Longlands House, Ossett
While photographs have been discovered that show Longlands House in the course of demolition in the early 1970s, this sketch is the only complete image discovered of the 18th Century House as it once was. For 200 years or so, Longlands House, or Longlands Hall and its extensive range of outbuildings stood on the site of today’s Concorde Group offices (formerly home to the Team 17 Digital Ltd, gaming software company) on the Wakefield and Dewsbury Road at Flushdyke Ossett.
Above: Longlands Hall just before demolition in the early 1970s.
In its prime the 12-roomed house was the home of the Haigh family, the largest land owners and the richest family in Ossett. The House stood in grounds extending to 16 acres, with a further 5 acres nearby. Its location, with convenient east to west and north to south routes, was perfect for its owners’ business as wool staplers and land owners.
Tommy Brook’s Farm, on land adjacent to and owned by the Haigh family, can be seen on the right of the sketch so well recalled by Douglas Brammer who recalls delivering papers to the house in the 1940s.

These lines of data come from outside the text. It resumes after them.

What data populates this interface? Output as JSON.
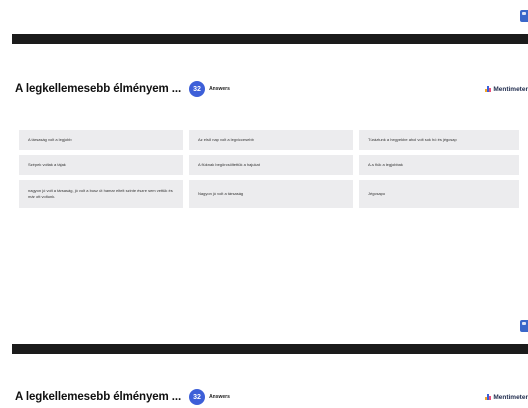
{
  "slide": {
    "title": "A legkellemesebb élményem ...",
    "answer_count": "32",
    "answers_label": "Answers",
    "brand": "Mentimeter"
  },
  "answers": [
    "A társaság volt a legjobb",
    "Az első nap volt a legviccesebb",
    "Túráztunk a hegyekbe ahol volt sok hó és jégcsap",
    "Szépek voltak a tájak",
    "A fiúknak begörcsöltettük a hajukat",
    "A-s fiúk a legjobbak",
    "nagyon jó volt a társaság, jó volt a busz út hamar eltelt szinte észre sem vettük és már ott voltunk.",
    "Nagyon jó volt a társaság",
    "Jégcsapo"
  ],
  "colors": {
    "accent": "#3d5fd8",
    "card_bg": "#ececee",
    "bar": "#1b1b1b"
  },
  "icons": {
    "brand": "mentimeter-bars-icon"
  }
}
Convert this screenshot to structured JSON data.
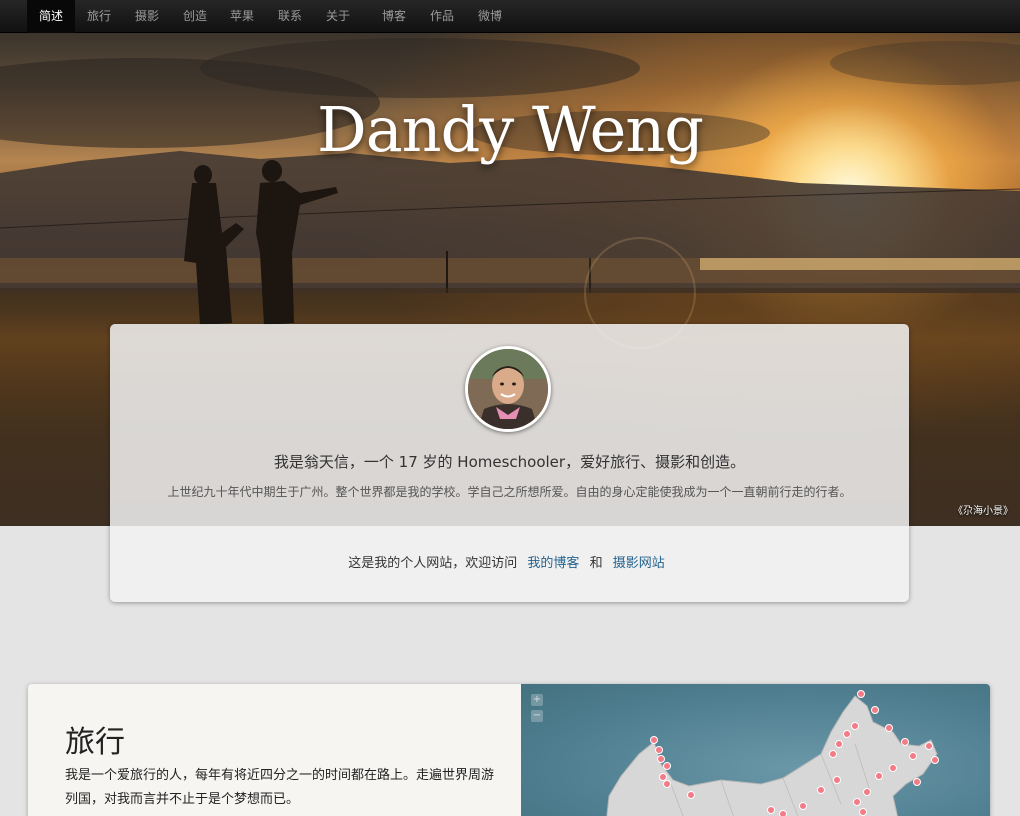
{
  "nav": {
    "items": [
      {
        "label": "简述",
        "active": true
      },
      {
        "label": "旅行"
      },
      {
        "label": "摄影"
      },
      {
        "label": "创造"
      },
      {
        "label": "苹果"
      },
      {
        "label": "联系"
      },
      {
        "label": "关于"
      },
      {
        "label": "博客"
      },
      {
        "label": "作品"
      },
      {
        "label": "微博"
      }
    ]
  },
  "hero": {
    "title": "Dandy Weng",
    "photo_caption": "《尕海小景》"
  },
  "profile": {
    "intro": "我是翁天信，一个 17 岁的 Homeschooler，爱好旅行、摄影和创造。",
    "subtitle": "上世纪九十年代中期生于广州。整个世界都是我的学校。学自己之所想所爱。自由的身心定能使我成为一个一直朝前行走的行者。",
    "visit_prefix": "这是我的个人网站，欢迎访问",
    "blog_link": "我的博客",
    "and_text": "和",
    "photo_link": "摄影网站"
  },
  "travel": {
    "title": "旅行",
    "text": "我是一个爱旅行的人，每年有将近四分之一的时间都在路上。走遍世界周游列国，对我而言并不止于是个梦想而已。",
    "map": {
      "zoom_in": "+",
      "zoom_out": "−",
      "marker_color": "#f27b86"
    }
  }
}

Once upon a time Flushdyke was home to many working class families going about their business, earning a living and bringing up their children in a small community of mainly back to back houses where everyone knew everyone. There was however one significant exception to this rule. A family called Haigh and a house called Longlands known, it seems, to hardly anyone. With 12 rooms and its own “plantation” Longlands House was the largest in Ossett, owned and occupied for 100 years or so by Ossett’s richest family, the Haighs of Longlands Hall .The last of the Longlands’ Haighs died in the late 1850s but Longlands survived for another 110 years or so until it was demolished in the 1970s.